[Stored data]
BEGIN
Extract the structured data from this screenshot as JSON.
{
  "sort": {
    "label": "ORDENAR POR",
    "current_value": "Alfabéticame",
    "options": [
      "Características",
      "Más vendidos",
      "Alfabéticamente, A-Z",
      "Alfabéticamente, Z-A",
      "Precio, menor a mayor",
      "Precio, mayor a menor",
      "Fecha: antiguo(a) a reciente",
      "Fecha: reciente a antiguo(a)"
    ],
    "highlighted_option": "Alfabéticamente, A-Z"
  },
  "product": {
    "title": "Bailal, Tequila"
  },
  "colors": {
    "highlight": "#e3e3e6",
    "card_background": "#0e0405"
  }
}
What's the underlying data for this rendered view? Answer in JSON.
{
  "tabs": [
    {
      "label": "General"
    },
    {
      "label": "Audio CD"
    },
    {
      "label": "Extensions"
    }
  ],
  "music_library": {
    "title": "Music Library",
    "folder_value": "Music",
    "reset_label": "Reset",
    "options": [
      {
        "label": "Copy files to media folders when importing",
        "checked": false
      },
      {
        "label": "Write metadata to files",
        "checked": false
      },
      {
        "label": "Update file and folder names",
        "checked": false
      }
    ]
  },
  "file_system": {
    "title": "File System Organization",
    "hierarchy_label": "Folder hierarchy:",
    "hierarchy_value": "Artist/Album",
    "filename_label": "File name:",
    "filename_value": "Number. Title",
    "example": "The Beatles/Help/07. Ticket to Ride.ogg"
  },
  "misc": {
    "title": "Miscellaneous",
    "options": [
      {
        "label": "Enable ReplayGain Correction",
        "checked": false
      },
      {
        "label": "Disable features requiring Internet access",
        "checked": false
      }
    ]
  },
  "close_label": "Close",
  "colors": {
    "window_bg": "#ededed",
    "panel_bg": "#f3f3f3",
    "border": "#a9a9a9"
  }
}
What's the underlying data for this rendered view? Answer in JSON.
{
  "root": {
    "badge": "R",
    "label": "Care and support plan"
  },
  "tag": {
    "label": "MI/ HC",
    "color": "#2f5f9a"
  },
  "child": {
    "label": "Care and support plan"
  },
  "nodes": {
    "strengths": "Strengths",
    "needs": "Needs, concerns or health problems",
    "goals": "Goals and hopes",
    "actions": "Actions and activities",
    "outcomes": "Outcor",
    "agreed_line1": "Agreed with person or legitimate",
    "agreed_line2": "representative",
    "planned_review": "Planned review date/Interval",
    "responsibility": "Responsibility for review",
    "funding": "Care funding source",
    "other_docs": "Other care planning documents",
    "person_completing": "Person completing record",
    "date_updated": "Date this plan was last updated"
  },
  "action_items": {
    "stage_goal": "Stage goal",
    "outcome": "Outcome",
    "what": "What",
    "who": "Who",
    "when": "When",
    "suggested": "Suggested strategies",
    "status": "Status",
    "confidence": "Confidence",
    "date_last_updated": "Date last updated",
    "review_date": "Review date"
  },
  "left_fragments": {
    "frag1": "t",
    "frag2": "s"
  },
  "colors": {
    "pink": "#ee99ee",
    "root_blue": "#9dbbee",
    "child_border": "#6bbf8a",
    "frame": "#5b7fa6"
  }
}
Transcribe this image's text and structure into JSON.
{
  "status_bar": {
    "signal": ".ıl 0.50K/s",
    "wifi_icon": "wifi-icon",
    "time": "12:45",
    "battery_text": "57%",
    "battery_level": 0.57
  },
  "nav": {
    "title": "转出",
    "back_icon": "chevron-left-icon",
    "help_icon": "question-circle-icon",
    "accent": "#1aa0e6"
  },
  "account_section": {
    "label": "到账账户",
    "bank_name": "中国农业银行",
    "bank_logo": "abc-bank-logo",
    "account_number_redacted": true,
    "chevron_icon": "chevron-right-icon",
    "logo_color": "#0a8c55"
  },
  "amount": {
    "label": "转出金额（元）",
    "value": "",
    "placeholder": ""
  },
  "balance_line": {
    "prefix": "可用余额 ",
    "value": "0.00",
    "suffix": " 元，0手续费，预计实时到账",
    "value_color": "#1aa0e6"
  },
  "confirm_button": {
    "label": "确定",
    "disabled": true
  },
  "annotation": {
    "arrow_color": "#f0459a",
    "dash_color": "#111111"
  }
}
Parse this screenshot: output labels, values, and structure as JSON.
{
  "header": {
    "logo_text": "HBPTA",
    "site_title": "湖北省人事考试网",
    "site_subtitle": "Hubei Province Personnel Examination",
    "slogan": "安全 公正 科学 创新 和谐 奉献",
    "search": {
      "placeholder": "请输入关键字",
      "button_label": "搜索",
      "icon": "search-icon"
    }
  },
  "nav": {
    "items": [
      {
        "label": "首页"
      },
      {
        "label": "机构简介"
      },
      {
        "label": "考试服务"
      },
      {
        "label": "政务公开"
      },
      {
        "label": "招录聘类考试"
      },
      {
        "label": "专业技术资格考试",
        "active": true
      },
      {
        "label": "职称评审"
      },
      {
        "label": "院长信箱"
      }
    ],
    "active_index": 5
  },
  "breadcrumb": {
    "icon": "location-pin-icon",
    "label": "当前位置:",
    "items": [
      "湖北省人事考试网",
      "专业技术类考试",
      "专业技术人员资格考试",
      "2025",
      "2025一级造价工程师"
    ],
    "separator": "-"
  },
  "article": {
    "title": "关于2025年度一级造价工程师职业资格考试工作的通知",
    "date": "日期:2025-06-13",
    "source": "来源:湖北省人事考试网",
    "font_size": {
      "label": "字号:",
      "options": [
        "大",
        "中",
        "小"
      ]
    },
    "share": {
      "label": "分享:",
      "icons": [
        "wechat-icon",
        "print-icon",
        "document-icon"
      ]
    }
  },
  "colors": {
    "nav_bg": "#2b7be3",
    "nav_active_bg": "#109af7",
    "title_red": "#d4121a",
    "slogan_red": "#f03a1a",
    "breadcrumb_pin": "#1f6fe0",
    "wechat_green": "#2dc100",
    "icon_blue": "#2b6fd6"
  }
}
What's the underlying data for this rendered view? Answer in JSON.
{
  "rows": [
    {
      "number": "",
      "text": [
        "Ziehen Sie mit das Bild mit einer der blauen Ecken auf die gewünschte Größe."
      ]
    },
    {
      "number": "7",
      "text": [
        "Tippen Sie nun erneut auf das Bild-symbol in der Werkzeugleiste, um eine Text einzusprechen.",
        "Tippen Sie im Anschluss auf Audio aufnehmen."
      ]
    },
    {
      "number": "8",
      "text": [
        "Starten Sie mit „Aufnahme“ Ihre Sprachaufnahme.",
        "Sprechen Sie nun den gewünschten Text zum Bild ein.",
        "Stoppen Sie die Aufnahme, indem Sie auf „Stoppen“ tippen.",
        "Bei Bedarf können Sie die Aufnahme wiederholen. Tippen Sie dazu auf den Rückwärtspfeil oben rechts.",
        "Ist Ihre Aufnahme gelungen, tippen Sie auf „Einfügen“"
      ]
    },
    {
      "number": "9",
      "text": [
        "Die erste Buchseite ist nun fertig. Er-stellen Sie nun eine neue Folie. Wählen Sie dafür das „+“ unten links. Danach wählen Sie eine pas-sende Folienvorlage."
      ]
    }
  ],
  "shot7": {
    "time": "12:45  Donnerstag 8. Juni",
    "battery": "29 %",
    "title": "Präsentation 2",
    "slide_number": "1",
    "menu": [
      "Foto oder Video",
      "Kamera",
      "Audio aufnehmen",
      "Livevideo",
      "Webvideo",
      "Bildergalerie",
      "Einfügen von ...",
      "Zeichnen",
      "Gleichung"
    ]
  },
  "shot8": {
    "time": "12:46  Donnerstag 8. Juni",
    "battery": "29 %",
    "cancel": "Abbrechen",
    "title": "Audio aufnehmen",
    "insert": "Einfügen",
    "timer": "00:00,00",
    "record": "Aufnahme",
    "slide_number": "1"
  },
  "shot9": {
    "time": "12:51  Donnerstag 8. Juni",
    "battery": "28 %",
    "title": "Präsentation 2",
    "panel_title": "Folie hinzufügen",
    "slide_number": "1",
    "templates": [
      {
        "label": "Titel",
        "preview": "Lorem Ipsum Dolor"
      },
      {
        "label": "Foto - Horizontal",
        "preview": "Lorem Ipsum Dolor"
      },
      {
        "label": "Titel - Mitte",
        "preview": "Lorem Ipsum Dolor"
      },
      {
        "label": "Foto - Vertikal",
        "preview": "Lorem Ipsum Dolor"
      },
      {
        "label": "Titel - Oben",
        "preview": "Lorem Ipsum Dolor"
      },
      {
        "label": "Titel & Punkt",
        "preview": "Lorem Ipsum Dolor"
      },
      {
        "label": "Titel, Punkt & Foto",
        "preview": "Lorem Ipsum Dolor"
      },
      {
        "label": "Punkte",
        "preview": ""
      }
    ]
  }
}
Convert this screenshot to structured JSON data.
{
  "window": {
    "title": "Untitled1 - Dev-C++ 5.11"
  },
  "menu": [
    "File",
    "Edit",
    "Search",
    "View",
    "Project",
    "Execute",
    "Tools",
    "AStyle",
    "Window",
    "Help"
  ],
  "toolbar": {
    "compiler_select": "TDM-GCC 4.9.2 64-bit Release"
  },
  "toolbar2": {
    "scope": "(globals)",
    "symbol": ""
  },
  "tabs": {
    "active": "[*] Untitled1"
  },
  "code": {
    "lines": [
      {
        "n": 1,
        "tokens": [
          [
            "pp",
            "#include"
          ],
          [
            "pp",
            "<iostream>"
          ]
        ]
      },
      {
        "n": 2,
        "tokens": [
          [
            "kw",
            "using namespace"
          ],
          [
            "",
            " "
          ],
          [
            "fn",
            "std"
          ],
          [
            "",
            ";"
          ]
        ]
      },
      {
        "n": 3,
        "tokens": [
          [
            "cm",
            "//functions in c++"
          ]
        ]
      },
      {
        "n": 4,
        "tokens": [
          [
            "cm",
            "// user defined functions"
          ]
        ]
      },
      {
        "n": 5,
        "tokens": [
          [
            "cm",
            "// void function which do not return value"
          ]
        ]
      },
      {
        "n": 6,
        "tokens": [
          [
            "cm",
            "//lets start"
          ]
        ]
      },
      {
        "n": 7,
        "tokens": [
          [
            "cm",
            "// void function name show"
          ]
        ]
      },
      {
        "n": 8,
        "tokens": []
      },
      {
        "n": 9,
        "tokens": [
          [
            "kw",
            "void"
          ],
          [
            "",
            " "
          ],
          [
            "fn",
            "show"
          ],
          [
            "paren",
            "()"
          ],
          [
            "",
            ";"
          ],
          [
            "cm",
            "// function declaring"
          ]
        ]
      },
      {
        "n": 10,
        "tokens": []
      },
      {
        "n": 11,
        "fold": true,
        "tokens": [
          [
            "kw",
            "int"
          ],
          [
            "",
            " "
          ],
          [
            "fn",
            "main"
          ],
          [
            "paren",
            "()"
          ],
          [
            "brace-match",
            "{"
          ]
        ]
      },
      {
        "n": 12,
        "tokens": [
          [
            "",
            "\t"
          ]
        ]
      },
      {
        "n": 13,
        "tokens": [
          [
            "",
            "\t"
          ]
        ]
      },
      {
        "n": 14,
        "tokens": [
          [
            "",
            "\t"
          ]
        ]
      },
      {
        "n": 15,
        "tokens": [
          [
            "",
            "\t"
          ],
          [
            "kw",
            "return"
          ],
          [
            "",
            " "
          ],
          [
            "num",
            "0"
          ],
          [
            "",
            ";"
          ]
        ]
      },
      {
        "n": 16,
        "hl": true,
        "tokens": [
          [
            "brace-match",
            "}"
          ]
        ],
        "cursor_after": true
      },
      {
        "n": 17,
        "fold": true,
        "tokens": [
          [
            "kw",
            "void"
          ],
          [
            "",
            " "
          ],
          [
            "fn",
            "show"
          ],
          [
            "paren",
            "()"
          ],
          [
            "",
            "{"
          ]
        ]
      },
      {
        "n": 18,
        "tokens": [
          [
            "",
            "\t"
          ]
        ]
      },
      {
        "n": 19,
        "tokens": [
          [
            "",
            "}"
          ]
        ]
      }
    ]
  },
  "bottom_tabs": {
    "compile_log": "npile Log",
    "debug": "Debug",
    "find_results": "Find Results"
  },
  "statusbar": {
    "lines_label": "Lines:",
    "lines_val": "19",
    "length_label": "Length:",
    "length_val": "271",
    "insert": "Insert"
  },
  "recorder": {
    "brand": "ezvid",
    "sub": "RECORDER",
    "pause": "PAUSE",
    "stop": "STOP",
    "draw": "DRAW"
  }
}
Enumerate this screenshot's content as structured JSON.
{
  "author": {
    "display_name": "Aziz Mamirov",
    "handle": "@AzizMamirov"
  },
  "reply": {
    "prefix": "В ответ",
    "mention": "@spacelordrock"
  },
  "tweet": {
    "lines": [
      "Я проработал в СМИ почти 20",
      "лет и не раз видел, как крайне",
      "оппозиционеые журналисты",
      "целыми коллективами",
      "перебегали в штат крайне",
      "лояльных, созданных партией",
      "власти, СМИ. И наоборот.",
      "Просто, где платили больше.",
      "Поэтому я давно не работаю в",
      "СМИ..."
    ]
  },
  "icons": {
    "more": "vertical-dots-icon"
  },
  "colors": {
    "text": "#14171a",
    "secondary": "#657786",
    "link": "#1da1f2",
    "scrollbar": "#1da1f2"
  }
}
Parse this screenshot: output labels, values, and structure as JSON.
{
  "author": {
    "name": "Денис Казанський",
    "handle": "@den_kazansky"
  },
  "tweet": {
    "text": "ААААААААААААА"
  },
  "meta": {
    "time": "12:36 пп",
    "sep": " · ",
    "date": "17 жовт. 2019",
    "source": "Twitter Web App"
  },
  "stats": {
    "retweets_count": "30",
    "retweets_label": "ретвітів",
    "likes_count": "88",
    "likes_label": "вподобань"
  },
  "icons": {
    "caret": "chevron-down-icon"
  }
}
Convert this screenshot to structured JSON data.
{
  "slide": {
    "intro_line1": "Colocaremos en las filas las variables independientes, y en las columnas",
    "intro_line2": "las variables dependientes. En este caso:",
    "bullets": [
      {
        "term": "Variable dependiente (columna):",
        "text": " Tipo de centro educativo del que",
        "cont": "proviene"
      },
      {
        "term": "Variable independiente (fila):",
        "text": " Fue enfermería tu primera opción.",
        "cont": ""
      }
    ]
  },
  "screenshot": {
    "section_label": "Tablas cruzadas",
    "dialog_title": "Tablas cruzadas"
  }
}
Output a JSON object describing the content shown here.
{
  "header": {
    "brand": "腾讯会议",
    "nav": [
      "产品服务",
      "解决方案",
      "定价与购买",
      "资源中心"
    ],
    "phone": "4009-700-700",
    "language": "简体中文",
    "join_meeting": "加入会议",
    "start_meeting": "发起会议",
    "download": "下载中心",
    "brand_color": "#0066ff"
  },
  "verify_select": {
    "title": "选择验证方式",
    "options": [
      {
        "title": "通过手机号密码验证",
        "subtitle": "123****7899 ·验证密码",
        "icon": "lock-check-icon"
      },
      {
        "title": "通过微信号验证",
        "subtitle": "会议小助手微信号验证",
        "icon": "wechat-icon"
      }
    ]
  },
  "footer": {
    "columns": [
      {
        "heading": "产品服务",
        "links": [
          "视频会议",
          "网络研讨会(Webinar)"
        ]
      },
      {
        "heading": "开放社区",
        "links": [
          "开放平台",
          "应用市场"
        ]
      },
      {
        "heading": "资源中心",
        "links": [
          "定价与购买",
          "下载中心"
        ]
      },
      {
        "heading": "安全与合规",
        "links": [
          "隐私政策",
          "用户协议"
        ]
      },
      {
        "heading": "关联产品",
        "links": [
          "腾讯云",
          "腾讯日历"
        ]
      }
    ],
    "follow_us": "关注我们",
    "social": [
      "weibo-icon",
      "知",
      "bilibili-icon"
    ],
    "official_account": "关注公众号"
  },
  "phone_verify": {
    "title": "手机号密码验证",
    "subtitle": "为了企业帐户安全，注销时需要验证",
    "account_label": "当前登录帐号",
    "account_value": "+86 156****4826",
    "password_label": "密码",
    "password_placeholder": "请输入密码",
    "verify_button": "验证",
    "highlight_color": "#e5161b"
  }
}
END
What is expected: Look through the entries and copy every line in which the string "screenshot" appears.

Reply to the task:
Extract the structured data from this screenshot as JSON.
Parse this screenshot: output labels, values, and structure as JSON.
Convert this screenshot to structured JSON data.
Enumerate this screenshot's content as structured JSON.
Parse this screenshot: output labels, values, and structure as JSON.
Convert this screenshot to structured JSON data.
  "screenshot": {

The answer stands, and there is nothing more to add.